A US court has ruled that the grizzly bears in Wyoming and Montana’s Yellowstone National Park cannot be hunted for sport.  The decision was made by the Court of Appeals for the Ninth Circuit in response to hunting organisation the US Fish and Wildlife Service and other pro-hunting groups seeking to remove the bears’ protection under the Endangered Species Act.

From the 1970s to 2020, the number of bears in the region increased from just 140 to over 700.  However, a side effect of this recovery was a growing argument from hunting groups including Safari Club International that hunting should now be allowed.  Victory for these groups would have entitled the states of Wyoming, Montana and Idaho to permit eligible people to obtain licences to hunt the bears.
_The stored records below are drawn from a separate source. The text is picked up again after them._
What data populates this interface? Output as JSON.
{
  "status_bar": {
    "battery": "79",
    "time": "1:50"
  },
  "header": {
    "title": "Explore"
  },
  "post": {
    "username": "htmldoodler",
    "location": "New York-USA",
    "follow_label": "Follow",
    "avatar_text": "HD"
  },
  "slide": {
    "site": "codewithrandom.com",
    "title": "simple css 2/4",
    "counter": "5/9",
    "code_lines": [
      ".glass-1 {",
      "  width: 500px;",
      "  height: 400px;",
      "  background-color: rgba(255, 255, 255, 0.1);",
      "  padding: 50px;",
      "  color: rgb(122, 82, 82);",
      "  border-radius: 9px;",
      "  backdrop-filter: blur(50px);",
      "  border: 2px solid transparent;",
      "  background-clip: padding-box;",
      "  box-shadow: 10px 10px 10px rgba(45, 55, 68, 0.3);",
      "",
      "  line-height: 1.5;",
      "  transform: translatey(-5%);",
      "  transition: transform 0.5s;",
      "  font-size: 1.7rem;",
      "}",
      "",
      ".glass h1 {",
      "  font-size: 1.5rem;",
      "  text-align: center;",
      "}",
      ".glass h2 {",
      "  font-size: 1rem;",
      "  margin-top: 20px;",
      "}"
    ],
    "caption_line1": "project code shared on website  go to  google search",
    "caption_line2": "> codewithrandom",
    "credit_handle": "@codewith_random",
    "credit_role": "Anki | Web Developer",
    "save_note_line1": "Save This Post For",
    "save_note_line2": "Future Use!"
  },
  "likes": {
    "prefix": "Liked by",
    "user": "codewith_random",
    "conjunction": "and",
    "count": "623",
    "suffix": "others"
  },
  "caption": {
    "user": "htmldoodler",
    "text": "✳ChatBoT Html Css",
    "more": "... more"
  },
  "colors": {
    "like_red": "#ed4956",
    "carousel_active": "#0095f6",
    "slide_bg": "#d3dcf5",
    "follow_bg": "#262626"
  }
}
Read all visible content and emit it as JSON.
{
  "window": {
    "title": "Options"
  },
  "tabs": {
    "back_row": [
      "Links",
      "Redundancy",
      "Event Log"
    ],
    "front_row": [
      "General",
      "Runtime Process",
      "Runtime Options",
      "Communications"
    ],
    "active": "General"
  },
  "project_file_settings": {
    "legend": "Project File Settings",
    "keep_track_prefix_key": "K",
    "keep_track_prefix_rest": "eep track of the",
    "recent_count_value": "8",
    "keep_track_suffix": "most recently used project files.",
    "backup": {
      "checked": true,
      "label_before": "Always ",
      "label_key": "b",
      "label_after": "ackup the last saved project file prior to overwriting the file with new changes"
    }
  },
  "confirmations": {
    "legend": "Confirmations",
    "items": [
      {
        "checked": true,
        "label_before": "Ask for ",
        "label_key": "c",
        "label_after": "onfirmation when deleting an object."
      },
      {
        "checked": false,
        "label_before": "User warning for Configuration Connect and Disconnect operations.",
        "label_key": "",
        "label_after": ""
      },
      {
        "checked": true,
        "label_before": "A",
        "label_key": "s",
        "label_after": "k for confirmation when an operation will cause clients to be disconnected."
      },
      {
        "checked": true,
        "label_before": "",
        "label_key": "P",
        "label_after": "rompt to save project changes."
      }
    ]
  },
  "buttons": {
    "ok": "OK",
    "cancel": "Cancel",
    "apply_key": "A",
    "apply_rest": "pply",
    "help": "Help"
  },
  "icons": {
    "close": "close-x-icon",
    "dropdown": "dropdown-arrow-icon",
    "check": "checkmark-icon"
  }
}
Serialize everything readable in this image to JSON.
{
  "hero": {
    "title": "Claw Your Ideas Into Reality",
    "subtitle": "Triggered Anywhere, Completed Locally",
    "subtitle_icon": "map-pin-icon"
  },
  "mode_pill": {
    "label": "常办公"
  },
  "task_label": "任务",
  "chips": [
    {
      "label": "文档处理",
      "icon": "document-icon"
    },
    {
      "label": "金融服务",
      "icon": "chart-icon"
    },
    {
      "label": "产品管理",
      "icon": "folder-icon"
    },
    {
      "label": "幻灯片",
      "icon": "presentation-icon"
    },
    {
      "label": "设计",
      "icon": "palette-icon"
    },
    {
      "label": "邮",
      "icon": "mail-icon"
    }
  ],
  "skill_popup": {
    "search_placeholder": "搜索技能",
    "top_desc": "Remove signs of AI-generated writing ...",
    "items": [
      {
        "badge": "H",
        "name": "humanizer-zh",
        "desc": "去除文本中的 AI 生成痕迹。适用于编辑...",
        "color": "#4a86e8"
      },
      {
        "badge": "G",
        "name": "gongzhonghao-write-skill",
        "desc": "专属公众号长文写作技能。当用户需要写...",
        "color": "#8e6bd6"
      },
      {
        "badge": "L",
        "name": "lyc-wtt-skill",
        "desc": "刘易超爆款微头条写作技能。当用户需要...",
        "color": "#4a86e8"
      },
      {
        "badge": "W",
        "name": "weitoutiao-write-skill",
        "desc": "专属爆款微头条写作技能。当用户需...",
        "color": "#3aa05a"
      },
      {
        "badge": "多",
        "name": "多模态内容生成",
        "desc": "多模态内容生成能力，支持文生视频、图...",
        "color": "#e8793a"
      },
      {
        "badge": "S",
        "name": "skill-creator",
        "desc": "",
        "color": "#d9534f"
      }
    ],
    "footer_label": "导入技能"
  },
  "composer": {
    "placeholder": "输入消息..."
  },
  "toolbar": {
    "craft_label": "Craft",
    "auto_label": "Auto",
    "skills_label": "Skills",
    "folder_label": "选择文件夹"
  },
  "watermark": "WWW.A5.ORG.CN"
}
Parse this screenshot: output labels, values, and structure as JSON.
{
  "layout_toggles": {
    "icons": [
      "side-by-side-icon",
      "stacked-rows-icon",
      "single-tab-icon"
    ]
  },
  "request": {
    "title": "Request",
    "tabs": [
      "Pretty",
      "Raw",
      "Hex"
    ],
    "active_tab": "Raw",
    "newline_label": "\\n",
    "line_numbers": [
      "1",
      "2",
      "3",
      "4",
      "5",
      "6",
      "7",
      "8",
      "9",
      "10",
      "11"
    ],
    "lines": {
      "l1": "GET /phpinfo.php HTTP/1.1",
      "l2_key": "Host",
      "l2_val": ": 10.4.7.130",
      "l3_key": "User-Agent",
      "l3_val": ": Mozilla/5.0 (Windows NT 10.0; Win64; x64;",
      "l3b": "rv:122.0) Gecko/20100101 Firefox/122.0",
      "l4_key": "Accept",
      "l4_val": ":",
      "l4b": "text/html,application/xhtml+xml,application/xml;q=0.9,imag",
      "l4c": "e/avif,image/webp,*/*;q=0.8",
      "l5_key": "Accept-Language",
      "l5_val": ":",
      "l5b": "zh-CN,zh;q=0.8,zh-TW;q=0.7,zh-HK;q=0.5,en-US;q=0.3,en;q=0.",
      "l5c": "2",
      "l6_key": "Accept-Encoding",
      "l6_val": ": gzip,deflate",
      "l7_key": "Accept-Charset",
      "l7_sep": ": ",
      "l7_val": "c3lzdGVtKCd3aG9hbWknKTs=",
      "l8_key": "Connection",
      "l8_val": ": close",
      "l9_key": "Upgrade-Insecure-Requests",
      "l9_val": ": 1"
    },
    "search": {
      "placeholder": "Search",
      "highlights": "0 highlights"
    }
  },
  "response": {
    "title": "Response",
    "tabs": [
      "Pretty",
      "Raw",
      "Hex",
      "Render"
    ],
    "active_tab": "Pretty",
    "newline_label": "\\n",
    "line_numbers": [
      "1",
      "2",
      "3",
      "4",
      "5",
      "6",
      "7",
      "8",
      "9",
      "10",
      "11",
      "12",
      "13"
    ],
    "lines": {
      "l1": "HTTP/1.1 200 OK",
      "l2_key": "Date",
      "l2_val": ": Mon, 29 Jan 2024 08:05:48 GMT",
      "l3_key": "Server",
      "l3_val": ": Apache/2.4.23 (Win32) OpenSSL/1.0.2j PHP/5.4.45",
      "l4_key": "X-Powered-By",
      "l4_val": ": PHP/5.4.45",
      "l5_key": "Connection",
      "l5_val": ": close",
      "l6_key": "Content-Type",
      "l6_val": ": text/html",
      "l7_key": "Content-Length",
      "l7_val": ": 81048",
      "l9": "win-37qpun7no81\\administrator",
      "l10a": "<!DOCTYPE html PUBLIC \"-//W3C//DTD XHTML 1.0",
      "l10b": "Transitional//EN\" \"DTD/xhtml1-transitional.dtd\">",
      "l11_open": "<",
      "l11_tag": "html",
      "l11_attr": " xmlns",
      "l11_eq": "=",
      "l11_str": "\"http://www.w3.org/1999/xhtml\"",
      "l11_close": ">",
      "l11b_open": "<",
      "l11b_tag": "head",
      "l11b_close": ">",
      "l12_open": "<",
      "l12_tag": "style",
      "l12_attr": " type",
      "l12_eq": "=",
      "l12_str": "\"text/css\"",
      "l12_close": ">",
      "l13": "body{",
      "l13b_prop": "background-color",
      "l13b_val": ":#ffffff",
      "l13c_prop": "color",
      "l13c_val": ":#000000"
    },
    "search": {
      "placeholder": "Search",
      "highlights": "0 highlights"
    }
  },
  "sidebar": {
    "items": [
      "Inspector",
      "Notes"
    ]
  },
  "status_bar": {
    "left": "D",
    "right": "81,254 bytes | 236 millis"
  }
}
Much of their reasoning was based on the claimed ‘need’ to prevent the bears from roaming beyond the Yellowstone region and killing livestock and even local people.  But on behalf of conservation groups, Tim Preso of EarthJustice argued that the bears had been effectively managed without the need for hunters over the course of the previous four decades.

Although they have bounced back in Yellowstone, there are still only 2,000 grizzly bears on the North American continent south of Canada, compared with 50,000 that historically existed here.  This legal victory, hailed by WildEarth Guardians as “a triumph of science over politics”, should allow the bear population to continue to grow and thrive.

further reading…

A US court has ruled that the grizzly bears in Wyoming and Montana’s Yellowstone National Park cannot be hunted for sport.  The decision was made by the Court of Appeals for the Ninth Circuit in response to hunting organisation the US Fish and Wildlife Service and other pro-hunting groups seeking to remove the bears’ protection under the Endangered Species Act.

From the 1970s to 2020, the number of bears in the region increased from just 140 to over 700.  However, a side effect of this recovery was a growing argument from hunting groups including Safari Club International that hunting should now be allowed.  Victory for these groups would have entitled the states of Wyoming, Montana and Idaho to permit eligible people to obtain licences to hunt the bears.

Much of their reasoning was based on the claimed ‘need’ to prevent the bears from roaming beyond the Yellowstone region and killing livestock and even local people.  But on behalf of conservation groups, Tim Preso of EarthJustice argued that the bears had been effectively managed without the need for hunters over the course of the previous four decades.

Although they have bounced back in Yellowstone, there are still only 2,000 grizzly bears on the North American continent south of Canada, compared with 50,000 that historically existed here.  This legal victory, hailed by WildEarth Guardians as “a triumph of science over politics”, should allow the bear population to continue to grow and thrive.

further reading…